Taking Stock: Symposium on Teaching and Learning Research in Higher Education

What is known about student learning in higher education?  Where are the apparent gaps in our understanding?  What are the implications this knowledge may have on improving the quality of education at institutions?  On April 25 and 26, 2008, researchers, faculty, educational developers and senior administrators from institutions around the world attempted to answer these questions at an international conference sponsored by the Higher Education Quality Council of Ontario (HEQCO).

The Symposium on Teaching and Learning Research in Higher Education was conceptualized and facilitated by Julia Christensen Hughes and Joy Mighty, past and current presidents of the Society for Teaching and Learning in Higher Education (STLHE).  Participants came from Ontario universities and colleges as well as from other parts of Canada (British Columbia, Quebec, New Brunswick and Prince Edward Island) and beyond (the U.S., the UK, Finland, Australia and Hong Kong).

The format of the symposium included keynote presentations by Noel Entwistle, Professor Emeritus at the University of Edinburgh and Keith Trigwell, Professor of Higher Education and Director of the Institute for Teaching and Learning at the University of Sydney.  Four panel presentations, three sets of facilitated roundtables and discussion periods completed the two-day symposium.

The findings from the symposium suggested the following:

  • There is a relationship between how faculty teach and how students learn;
  • There is a relationship between how students learn and the learning outcomes achieved;
  • There is much that faculty can do in support of deep learning and organized effort;
  • The majority of faculty continue to teach in traditional teacher-centred ways, resulting in on-going, system-wide learning deficits;
  • There are barriers within and outside an institution that make bringing about changes to teaching more difficult (class size, time constraints associated with research focus,  competing demands, reward structures, etc)

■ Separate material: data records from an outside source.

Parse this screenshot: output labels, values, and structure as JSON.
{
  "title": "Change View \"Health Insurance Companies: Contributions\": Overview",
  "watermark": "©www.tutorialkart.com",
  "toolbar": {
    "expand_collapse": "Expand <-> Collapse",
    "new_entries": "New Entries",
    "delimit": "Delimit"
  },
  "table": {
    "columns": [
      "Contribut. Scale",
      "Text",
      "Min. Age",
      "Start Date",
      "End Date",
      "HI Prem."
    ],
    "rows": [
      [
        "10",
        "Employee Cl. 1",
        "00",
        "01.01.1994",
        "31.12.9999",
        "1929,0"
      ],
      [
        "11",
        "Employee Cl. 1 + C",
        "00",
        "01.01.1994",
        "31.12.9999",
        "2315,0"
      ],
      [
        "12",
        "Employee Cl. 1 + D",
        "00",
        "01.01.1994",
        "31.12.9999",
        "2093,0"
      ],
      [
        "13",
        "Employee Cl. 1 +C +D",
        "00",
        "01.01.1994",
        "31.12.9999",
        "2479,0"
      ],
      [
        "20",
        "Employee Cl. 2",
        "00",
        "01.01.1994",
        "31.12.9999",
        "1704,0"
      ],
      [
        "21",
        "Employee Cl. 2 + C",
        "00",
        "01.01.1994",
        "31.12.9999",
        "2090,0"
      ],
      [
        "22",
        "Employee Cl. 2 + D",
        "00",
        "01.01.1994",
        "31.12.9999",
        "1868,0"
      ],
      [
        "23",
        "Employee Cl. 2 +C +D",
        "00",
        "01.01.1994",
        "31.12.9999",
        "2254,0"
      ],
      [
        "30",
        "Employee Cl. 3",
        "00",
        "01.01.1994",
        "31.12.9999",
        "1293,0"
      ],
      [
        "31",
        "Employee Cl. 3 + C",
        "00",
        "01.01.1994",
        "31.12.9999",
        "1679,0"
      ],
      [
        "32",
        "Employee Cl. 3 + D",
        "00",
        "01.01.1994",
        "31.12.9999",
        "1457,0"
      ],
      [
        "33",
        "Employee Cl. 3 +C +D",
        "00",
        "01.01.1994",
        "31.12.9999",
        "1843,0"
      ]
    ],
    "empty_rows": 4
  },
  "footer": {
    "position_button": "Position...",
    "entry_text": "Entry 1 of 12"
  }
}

The symposium formed an integral part of HEQCO’s mandate to identify and implement effective teaching and learning practices in Ontario’s postsecondary institutions.  By doing so, HEQCO can ensure that students will learn in the most stimulating environments that Ontario has to offer.

For more information on the findings from the event, click here to download the complete report written by Julia Christensen Hughes and Joy Mighty.